Quickly changed my pants, got some fruit and water out of the car and sat on the terrace of the restaurant where I took my shoes and socks off to let them dry in the sun. Got an ice cream, enjoyed the view and wrote a bit of my journal. If Nate would have been here with me, I would have loved to rent a canoe and paddle a bit on the lake, but for me alone it was just too expensive ($50 an hour) and not so much fun. When my socks were dry again I took off for another short trail. The Mary Schäfer Trail, a 3.2 km loop with almost no elevation. Beautiful lake and mountain view again, but in the woods the mosquitos were having a feast on us humans. Shortly before the end I saw an elk cow. Later at the parking lot the same elk cow was munching on some grass on the side and attracted quite a big crowed of people.
Discovered that I got quite a bad sunburn on my forearms and my ears. I had put sunscreen on my face and my hands and didn´t expect it to be so warm that I would pull up my sleeves. Well, mistakes are there to learn from them… Drove back to the hostel, prepared some dinner, had a quick cat wash in the river just behind the hostel, took care of my burned skin, talked to my new dorm mates and had a quick nap before heading out to Maligne Road again at 9:30 pm for about an hour to look for wildlife. This time I was successful, saw 3 bears, a bald eagle and some deer. Was super happy! My first wild bears in Canada!!! Also saw a nice sunset over the mountains that day.
Next morning I left the Wilderness Hostel shortly after 9 to drive to Clearwater. Quickly stopped in Jasper again to fill up the car. Hardly out of town and on the highway I discovered a male elk with some nice antlers on the side of the road and only a few minutes later 2 Grizzlies. Got some nice shots of them and started this day very happy!
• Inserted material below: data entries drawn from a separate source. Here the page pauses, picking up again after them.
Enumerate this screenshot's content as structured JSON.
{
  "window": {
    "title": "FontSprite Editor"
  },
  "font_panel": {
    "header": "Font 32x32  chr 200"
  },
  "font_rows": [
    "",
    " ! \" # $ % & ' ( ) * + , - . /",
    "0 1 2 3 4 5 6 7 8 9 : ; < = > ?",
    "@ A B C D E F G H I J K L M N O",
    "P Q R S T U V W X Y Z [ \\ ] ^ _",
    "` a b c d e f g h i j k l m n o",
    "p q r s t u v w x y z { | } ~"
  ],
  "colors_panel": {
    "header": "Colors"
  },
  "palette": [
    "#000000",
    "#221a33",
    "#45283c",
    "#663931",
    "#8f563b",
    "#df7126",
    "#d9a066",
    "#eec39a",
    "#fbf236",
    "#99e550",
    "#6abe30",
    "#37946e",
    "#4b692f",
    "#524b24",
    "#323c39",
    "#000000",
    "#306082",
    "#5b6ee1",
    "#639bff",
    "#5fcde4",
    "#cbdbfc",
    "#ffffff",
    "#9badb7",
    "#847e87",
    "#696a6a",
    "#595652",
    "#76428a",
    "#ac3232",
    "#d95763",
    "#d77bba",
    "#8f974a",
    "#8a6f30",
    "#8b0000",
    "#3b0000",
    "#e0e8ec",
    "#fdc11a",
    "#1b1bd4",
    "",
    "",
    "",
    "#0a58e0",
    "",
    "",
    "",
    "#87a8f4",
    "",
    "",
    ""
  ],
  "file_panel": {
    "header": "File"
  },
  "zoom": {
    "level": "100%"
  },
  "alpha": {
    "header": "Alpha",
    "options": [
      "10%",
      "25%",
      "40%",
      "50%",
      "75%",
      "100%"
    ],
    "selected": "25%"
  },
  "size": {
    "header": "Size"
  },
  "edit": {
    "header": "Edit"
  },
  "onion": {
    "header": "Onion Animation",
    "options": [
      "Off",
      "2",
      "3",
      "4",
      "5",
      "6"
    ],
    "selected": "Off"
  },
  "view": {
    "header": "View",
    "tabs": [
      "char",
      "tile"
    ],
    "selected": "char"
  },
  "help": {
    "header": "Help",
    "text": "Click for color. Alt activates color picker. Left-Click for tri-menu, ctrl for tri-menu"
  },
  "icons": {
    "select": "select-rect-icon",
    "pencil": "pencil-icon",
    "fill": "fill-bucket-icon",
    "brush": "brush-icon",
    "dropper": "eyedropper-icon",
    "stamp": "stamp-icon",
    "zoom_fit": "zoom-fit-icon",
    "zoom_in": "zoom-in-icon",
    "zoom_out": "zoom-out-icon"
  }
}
Then I was out of Jasper. Have been some eventful and great 8 days, even with the bad weather half of the time. I can definitely recommend visiting those two national parks.